- WORK REQUIRED
In the records below, find every line that contains "false" and list it.

- EXERCISE DATA
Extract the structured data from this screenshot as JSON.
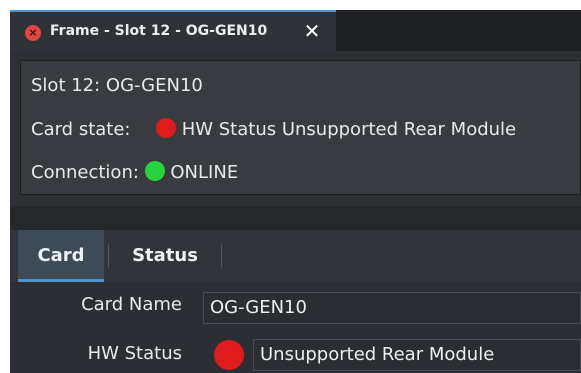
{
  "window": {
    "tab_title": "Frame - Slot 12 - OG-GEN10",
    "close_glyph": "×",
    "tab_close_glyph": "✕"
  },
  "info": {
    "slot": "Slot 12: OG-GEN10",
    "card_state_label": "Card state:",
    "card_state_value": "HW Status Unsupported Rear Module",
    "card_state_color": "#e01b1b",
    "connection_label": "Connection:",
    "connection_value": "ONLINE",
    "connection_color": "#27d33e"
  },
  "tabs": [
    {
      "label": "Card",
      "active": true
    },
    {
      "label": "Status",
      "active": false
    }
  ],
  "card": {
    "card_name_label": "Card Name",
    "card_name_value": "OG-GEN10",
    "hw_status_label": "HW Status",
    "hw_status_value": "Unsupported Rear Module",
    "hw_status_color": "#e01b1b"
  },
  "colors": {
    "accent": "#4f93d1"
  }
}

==

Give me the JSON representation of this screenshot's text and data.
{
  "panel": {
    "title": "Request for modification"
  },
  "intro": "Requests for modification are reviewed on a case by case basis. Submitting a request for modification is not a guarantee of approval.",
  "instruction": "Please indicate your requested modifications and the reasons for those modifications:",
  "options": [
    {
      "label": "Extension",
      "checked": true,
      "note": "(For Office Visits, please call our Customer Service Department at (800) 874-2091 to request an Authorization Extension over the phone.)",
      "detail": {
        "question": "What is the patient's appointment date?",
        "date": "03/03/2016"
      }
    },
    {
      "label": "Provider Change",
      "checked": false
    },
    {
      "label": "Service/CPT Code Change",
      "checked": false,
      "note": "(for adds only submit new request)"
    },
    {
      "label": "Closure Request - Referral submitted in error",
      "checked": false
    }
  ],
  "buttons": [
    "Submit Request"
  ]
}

- TASK OUTPUT
      "active": false
      "checked": false
      "checked": false,
      "checked": false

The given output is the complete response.